The Bodhisatta was once a king’s advisor. One day the son of the king’s chaplain came to assist the king and fell in love at first sight with the gorgeous queen. He returned home lovesick and lied in bed without eating. After many days had passed, the king asked why the chaplain’s son had not returned for such a long time. When told of the son’s infatuation, the king summoned him and gave him his queen for seven days. Back at his house, he took delight with her and they both fell in love and before the week was up the pair fled far away to a neighboring kingdom. The king ordered them brought back, but their path was like that of a ship and nobody could find where they had gone.
The heartbroken king became very ill and his doctors could not heal him. The Bodhisatta assumed the king’s ailment was mental, not physical, so he schemed to cure him by arranging a small gathering of performers in the palace yard.
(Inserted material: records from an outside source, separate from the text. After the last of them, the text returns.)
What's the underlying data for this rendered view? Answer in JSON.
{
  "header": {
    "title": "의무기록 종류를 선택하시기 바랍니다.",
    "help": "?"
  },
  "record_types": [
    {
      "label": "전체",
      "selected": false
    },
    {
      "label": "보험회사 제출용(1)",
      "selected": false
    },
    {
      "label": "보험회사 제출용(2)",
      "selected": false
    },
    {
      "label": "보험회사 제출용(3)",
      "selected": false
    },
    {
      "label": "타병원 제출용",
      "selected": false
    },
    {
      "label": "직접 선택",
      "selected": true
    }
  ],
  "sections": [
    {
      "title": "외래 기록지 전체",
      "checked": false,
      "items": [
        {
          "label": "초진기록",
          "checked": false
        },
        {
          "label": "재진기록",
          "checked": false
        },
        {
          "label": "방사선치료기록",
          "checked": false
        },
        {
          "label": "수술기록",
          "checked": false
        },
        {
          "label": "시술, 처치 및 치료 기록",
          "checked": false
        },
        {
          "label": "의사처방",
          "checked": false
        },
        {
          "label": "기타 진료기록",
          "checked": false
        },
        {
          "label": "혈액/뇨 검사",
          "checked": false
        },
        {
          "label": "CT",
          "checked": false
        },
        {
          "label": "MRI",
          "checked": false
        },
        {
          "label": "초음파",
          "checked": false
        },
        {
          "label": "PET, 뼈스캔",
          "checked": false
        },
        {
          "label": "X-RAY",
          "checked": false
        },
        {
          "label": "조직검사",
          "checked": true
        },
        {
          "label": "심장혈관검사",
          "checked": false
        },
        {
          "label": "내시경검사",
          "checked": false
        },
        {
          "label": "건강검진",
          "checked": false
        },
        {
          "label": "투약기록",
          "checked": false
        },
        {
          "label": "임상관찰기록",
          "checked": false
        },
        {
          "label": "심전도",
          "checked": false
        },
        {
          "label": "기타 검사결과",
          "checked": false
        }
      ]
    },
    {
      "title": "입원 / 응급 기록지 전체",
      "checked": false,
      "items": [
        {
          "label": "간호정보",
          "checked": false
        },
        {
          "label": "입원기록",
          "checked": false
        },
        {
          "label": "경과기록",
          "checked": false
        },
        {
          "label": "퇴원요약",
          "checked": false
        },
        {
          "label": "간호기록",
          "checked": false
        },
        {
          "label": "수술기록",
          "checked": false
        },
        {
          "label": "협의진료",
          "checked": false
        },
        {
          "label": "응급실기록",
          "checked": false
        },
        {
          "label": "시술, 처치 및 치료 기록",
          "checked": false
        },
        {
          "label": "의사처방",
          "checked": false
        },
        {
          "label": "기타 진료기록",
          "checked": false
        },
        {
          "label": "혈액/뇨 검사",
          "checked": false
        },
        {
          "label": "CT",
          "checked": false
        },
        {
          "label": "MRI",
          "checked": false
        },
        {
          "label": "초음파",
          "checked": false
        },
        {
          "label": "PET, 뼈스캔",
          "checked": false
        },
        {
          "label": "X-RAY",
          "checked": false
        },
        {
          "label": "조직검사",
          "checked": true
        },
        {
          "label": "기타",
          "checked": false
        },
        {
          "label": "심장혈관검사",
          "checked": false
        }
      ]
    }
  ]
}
It included a sword swallower because he knew when the king saw him he would ask, “Is there anything harder than that?” The Bodhisatta instructed two other royal advisors how to answer the question and then told the king to look at the festivities outside his window, promising they would turn his sorrow to joy.
When the king saw the sword swallower down a sharp, thirty-three-inch sword he, as predicted, was so impressed he asked one of the advisors, “Is there anything harder than that?” The advisor replied that a sword swallower could be greedy; it is much harder for a man to say he will give something away. Knowing he had given something away to the chaplain’s son, the king’s sorrow became a little lighter. Then he asked his other advisor if there was anything harder than this, and he replied, as directed by the Bodhisatta, that saying you will give something away and then actually doing it is even harder. Again, the king took pride in having done this with his queen, and his sorrow became lighter. Then he asked the Bodhisatta, his wisest advisor, if there was anything more difficult than giving something up completely, and he answered that not regretting giving the gift was harder still. And then the king realized his lack of self-control was undignified – if she really loved him, his queen would not have run away. His remaining sorrow rolled away like a drop of water falling off a lotus leaf. Fully recovered, he gave the Bodhisatta great praise and much wealth in thanks.
In the Lifetime of the Buddha
The king and queen were earlier births of one of the Buddha’s disciples and his former wife. This disciple began to miss his former life and was considering leaving the monkhood. The Buddha told the disciple this story so he knew his wife had caused him misery in the past. After talking to the Buddha this disciple gained new understanding and chose to stay.
The other two advisors were earlier births of Sariputta and Moggallana, two of the Buddha’s top disciples.